# [Problem details]
From the line holding "Give me the" to the final line of the entries, set down each line exactly, including both, and nothing more.

____________________

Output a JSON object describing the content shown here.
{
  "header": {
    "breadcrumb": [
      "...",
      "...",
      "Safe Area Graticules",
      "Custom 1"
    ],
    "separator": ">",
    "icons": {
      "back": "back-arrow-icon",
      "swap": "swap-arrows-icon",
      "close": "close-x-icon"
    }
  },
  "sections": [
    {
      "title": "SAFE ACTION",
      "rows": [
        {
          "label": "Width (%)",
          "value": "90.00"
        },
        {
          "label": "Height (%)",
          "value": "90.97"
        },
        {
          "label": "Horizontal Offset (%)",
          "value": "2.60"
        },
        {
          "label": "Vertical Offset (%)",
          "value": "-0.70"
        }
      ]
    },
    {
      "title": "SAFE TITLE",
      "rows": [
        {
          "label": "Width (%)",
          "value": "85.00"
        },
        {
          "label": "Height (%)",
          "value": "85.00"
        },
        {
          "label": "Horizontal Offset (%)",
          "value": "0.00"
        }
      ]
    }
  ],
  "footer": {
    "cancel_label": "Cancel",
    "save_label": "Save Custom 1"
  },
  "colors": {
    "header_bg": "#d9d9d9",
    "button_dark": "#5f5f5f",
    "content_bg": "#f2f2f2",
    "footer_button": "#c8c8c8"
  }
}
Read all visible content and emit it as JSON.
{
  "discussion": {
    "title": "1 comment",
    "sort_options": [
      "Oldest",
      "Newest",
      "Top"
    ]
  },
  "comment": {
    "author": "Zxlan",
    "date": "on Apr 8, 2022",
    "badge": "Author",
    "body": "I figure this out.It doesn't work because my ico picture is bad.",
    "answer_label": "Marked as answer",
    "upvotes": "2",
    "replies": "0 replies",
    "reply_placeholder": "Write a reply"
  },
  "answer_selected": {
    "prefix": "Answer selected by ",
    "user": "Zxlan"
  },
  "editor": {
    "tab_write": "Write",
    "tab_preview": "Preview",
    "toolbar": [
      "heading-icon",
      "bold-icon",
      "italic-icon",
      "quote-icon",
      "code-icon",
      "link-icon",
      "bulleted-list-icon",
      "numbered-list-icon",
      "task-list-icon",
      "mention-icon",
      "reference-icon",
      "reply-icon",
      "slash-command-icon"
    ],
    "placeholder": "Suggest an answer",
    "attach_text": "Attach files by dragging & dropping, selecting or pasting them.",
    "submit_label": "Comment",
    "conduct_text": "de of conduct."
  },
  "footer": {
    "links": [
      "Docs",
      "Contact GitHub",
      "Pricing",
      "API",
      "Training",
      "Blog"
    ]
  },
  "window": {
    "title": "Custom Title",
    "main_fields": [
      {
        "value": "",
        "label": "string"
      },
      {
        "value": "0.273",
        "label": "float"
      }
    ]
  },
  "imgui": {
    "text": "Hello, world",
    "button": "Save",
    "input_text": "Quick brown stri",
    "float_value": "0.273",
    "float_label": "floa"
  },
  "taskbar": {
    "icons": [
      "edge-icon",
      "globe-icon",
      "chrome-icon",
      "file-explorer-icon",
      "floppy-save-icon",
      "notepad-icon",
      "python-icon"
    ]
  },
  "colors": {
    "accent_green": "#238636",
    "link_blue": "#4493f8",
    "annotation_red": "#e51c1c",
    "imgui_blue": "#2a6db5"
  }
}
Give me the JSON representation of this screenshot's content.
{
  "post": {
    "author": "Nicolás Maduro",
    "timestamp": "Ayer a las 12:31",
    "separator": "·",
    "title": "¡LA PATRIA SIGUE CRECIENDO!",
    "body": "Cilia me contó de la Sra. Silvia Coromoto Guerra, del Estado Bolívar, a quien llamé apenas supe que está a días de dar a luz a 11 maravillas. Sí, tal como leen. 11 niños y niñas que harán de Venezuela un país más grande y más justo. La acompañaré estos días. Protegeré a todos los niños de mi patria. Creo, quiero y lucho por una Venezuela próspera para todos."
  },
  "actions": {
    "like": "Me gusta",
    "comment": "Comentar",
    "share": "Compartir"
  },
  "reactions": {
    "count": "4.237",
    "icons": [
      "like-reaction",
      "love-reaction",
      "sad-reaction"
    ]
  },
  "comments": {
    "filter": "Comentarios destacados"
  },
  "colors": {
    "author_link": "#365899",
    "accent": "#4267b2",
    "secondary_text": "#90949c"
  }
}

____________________

# [Exercise answer]
Give me the JSON representation of this screenshot's content.
{
  "post": {
    "author": "Nicolás Maduro",
    "timestamp": "Ayer a las 12:31",
    "separator": "·",
    "title": "¡LA PATRIA SIGUE CRECIENDO!",
    "body": "Cilia me contó de la Sra. Silvia Coromoto Guerra, del Estado Bolívar, a quien llamé apenas supe que está a días de dar a luz a 11 maravillas. Sí, tal como leen. 11 niños y niñas que harán de Venezuela un país más grande y más justo. La acompañaré estos días. Protegeré a todos los niños de mi patria. Creo, quiero y lucho por una Venezuela próspera para todos."
  },
  "actions": {
    "like": "Me gusta",
    "comment": "Comentar",
    "share": "Compartir"
  },
  "reactions": {
    "count": "4.237",
    "icons": [
      "like-reaction",
      "love-reaction",
      "sad-reaction"
    ]
  },
  "comments": {
    "filter": "Comentarios destacados"
  },
  "colors": {
    "author_link": "#365899",
    "accent": "#4267b2",
    "secondary_text": "#90949c"
  }
}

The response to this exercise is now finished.